The danger of this arrangement was highlighted in 1999 in the wake of the Bank of New York money-laundering scandal when Natasha Kagalovsky, a Russian-born senior vice president who ran the bank's Eastern European division, sued Russia’s biggest custodian for damages and laid a claim to the shares the custodian held – shares that actually belonged to other people. Happily she was persuaded to drop the case, but it gave investors into Russian equities a nasty jolt at the time. "The NSD will open foreign nominee accounts in the CSD. It will take another month for the IT connections to be put in place that will connect us to the international trading systems, but after that we will be in action," says Astanin.

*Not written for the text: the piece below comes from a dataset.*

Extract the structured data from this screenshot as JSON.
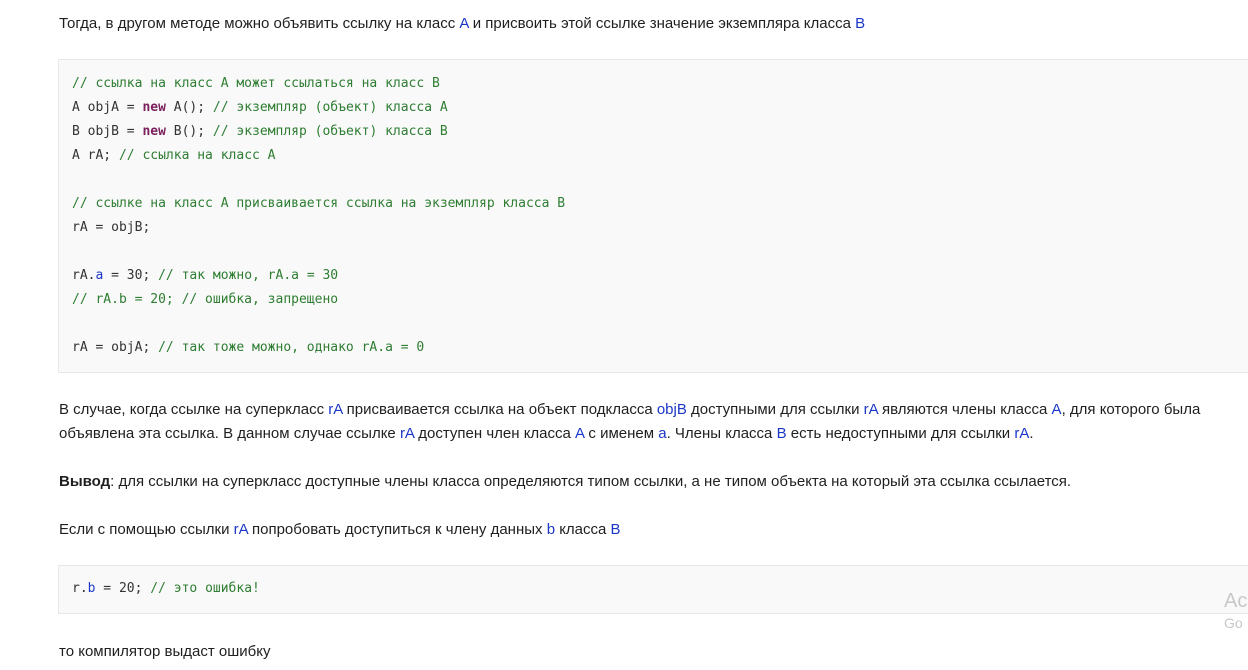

Setting up nominee accounts is the technical part of finalizing the arrangement with the main international settlement and clearing systems Euroclear and Clearstream, which are otherwise ready to start work, says Astanin.
With Russia's budget expected to regularly go into deficit in the years to come, the financial market reforms are designed to make it easier for the government to borrow abroad, and to deepen the pool of capital to enable both state and private domestic IPOs, while aiding a nascent pension fund business that needs a bigger, more stable capital market if it is to return enough to look after Russians in their old age.
However, the government is also hoping to make Moscow a regional financial capital that all the countries of the Commonwealth of Independent States (CIS) will use to raise and invest capital. Astanin says that he has already been touch with the authroities in other countries of the CIS, which are watching his progress keenly. "We want to build a regional hub of liquidity for companies in the CIS,” says Astanin. "We will use our network of international investors to buy and sell equities and bonds from Ukraine, Belarus, Kazakhstan and other countries."
Ben Aris in Moscow